"Most complaints end up being what we would consider material omissions or misrepresentation, and that's considered fraud – misrepresenting your investment or admitting that they have a financial interest in the investment that they're advising to you," he explains.

Sunderland encourages anyone with concerns about an investment adviser to contact DCBS, as complaints can reveal patterns of misconduct.

The biggest Oregon investment fraud case in history is set to wrap up in November, when former Sunwest Management CEO Jon Michael Harder is sentenced for bilking more than 1,000 investors out of $130 million.

AARP is supporting the tougher federal Conflicts of Interest Rule, says Elaine Ryan, a national vice-president for the group.

Of major concern, according to Ryan, are the fees and commissions on retirement accounts – they're not illegal, but raising eyebrows with estimates that people are being steered into investments that put between $8 billion and $17 billion a year into the advisers' pockets.

"We know those hidden fees erode people's lifetime retirement savings – as much as 25 percent could be lost in your lifetime of savings, to those types of fees," she says.

The Labor Department says the current guidelines for retirement investment advice were passed in the 1970s, before IRAs or 401-K plans had been created.

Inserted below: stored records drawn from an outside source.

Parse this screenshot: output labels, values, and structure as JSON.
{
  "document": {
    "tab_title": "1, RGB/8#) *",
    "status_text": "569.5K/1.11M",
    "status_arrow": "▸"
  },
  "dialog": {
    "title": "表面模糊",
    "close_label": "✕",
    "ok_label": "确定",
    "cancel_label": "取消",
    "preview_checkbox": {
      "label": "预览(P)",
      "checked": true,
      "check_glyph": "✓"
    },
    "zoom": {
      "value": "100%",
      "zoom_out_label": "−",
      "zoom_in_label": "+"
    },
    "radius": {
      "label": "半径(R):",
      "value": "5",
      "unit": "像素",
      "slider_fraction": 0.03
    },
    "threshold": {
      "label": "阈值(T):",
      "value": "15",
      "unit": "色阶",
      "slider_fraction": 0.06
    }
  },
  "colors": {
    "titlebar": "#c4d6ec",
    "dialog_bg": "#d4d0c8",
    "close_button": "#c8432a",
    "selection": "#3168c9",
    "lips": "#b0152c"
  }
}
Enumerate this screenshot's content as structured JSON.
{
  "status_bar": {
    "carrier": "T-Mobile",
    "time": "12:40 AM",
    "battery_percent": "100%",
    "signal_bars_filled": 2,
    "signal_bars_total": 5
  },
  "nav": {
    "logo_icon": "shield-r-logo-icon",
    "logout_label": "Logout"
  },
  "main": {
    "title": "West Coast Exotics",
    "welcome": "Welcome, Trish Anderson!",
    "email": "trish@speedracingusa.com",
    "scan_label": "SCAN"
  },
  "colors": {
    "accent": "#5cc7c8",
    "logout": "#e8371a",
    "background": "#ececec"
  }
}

AARP is circulating an online petition urging greater protection of retirement savings at aarp.org/loophole.

Chris Thomas, Public News Service - OR